### [PROBLEM REQUIREMENTS]
Each entry that follows should be given again word for word; please leave out its pictures.

### [Records from a collection]
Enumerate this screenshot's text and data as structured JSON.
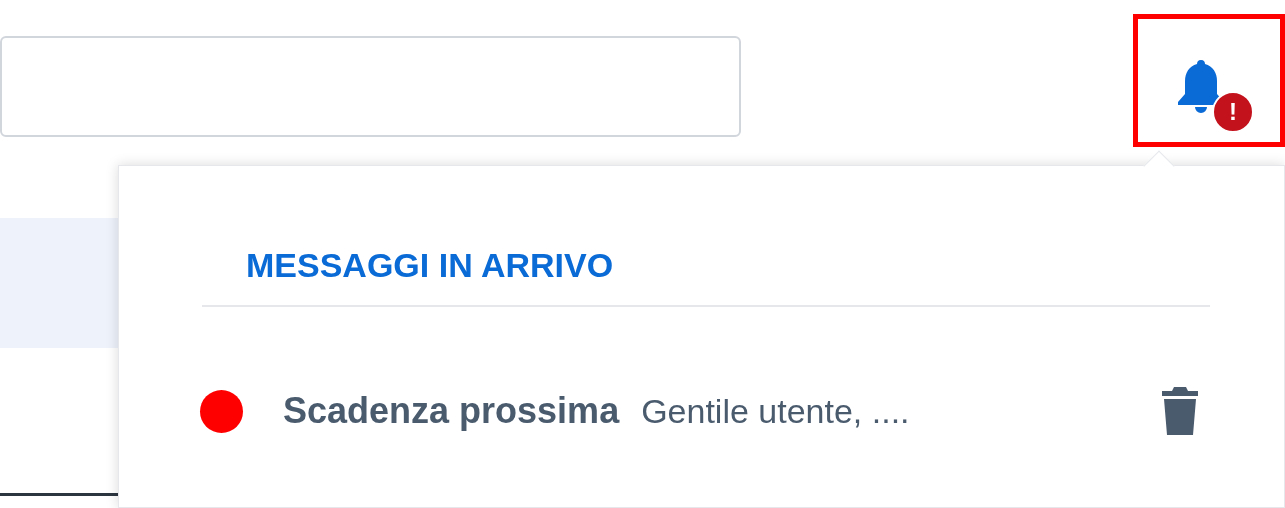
{
  "notifications": {
    "highlighted": true,
    "badge": "!",
    "open": true
  },
  "panel": {
    "title": "MESSAGGI IN ARRIVO",
    "messages": [
      {
        "subject": "Scadenza prossima",
        "preview": "Gentile utente, ....",
        "unread": true
      }
    ]
  }
}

### [YOUR SOLUTION]
Enumerate this screenshot's text and data as structured JSON.
{
  "notifications": {
    "highlighted": true,
    "badge": "!",
    "open": true
  },
  "panel": {
    "title": "MESSAGGI IN ARRIVO",
    "messages": [
      {
        "subject": "Scadenza prossima",
        "preview": "Gentile utente, ....",
        "unread": true
      }
    ]
  }
}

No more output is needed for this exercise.